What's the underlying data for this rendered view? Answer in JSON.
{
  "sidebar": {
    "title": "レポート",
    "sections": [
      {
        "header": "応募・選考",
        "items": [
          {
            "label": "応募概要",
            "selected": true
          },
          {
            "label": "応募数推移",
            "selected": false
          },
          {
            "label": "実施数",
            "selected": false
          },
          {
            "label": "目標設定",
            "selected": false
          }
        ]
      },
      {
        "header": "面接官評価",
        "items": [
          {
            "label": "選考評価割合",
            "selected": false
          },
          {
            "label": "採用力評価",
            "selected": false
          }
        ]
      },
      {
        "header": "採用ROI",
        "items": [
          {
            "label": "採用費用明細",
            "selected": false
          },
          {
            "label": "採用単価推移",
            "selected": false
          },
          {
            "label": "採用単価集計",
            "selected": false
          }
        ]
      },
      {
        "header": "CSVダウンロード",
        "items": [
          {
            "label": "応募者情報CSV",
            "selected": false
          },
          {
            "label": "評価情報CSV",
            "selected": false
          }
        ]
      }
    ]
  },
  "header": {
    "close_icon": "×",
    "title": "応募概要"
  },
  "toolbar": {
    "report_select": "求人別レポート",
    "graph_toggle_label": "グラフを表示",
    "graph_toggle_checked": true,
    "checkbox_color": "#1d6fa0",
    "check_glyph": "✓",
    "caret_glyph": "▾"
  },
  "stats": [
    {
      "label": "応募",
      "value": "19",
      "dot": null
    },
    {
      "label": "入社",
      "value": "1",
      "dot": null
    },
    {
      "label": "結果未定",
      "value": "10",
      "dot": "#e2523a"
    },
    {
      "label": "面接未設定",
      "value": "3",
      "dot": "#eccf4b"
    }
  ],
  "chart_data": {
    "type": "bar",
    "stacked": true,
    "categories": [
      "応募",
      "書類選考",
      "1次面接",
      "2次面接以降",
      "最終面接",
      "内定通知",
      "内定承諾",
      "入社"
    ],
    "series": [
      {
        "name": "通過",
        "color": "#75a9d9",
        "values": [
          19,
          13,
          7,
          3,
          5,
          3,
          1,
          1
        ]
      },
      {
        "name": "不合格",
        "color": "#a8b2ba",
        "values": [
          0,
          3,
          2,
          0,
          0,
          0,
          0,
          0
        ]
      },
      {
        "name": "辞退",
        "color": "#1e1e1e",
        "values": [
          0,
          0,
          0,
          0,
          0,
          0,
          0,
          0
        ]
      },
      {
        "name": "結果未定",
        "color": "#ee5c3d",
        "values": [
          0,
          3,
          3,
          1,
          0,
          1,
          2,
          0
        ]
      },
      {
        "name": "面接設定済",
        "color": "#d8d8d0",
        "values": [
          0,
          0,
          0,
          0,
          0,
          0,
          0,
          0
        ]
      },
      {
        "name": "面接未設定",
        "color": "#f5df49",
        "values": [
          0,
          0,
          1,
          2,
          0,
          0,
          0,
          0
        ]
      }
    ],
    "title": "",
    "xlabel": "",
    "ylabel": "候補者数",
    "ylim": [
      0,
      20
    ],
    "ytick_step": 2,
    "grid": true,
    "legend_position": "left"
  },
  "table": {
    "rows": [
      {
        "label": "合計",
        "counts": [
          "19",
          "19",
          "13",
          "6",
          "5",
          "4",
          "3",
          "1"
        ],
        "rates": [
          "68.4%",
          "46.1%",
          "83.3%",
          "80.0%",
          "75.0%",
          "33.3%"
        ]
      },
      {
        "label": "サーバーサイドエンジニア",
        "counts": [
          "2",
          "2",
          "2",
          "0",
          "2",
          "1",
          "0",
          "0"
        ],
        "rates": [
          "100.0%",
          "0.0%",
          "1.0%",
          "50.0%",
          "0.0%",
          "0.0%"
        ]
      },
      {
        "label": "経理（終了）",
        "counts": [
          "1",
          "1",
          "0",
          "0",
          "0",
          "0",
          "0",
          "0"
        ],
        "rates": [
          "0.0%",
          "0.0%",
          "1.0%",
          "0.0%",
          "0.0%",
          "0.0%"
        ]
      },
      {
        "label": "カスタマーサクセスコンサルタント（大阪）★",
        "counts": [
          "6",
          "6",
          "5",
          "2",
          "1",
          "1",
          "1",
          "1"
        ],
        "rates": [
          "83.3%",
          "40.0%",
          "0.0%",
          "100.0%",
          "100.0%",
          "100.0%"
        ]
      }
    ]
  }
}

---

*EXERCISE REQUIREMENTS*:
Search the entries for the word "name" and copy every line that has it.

*ANSWER TO THE EXERCISE*:
        "name": "通過",
        "name": "不合格",
        "name": "辞退",
        "name": "結果未定",
        "name": "面接設定済",
        "name": "面接未設定",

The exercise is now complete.